[Description of the task] State how many lines of the records below contain the word "icon", giving the number and nothing else.
========
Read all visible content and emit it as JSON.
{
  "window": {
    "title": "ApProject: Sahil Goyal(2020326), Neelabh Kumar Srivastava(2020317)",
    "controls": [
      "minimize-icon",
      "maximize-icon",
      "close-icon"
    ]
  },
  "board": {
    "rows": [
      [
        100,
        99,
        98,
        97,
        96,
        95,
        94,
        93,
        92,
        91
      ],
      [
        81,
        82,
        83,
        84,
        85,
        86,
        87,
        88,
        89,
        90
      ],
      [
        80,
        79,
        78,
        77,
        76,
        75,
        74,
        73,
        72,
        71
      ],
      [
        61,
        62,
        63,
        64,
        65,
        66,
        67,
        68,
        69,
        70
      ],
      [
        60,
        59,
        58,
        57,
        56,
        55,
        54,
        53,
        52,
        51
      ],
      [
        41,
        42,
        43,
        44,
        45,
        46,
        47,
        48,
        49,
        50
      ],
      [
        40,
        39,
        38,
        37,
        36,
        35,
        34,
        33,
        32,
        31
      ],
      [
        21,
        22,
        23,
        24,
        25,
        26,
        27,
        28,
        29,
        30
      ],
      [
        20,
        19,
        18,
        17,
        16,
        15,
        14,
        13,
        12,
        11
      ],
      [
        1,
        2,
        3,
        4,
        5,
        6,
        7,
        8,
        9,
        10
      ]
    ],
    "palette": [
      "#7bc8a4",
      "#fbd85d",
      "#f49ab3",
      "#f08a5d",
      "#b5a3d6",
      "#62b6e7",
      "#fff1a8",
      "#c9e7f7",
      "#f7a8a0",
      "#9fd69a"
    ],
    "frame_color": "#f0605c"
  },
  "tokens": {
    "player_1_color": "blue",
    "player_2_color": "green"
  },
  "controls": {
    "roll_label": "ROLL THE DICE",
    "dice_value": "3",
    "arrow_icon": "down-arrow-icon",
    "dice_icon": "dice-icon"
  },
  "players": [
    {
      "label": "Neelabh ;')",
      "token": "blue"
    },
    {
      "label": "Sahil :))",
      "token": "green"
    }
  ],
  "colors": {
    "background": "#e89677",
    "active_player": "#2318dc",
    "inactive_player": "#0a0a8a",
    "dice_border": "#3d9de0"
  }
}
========
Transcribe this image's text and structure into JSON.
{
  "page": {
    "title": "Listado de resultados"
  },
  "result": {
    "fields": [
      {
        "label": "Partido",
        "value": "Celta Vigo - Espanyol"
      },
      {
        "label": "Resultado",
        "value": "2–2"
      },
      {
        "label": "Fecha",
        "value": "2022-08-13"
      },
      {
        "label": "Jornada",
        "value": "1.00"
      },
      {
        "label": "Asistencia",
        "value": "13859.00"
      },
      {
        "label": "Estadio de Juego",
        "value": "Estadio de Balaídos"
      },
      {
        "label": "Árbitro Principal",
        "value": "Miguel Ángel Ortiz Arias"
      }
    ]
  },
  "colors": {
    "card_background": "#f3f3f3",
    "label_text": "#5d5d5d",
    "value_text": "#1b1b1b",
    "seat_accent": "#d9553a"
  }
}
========
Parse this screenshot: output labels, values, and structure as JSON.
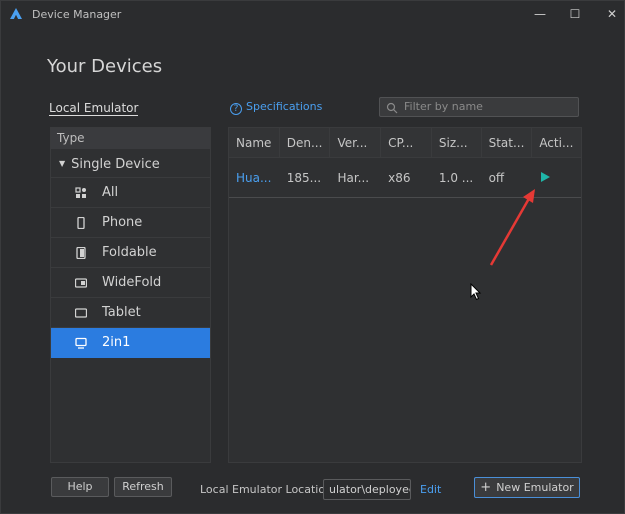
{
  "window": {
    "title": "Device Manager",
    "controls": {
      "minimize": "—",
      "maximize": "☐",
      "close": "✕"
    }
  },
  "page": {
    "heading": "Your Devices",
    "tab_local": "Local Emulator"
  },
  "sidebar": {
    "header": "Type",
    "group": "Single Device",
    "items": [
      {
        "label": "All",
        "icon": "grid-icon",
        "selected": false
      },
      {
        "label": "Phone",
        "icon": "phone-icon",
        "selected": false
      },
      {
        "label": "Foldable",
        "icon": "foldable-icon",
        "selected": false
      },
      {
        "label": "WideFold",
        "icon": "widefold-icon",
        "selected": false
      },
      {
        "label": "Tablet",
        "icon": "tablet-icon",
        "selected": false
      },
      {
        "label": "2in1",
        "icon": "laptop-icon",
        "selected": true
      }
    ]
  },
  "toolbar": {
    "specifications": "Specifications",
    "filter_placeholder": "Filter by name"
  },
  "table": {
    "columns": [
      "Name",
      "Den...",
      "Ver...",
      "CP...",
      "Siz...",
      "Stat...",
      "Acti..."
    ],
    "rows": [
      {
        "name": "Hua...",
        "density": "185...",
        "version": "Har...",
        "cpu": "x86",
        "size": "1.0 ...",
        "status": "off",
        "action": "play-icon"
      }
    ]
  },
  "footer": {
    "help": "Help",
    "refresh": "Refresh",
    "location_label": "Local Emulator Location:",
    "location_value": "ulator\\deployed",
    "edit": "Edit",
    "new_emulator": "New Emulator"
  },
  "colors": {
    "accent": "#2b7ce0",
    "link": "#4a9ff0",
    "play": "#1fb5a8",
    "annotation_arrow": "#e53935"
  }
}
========
[Answer to this task] 12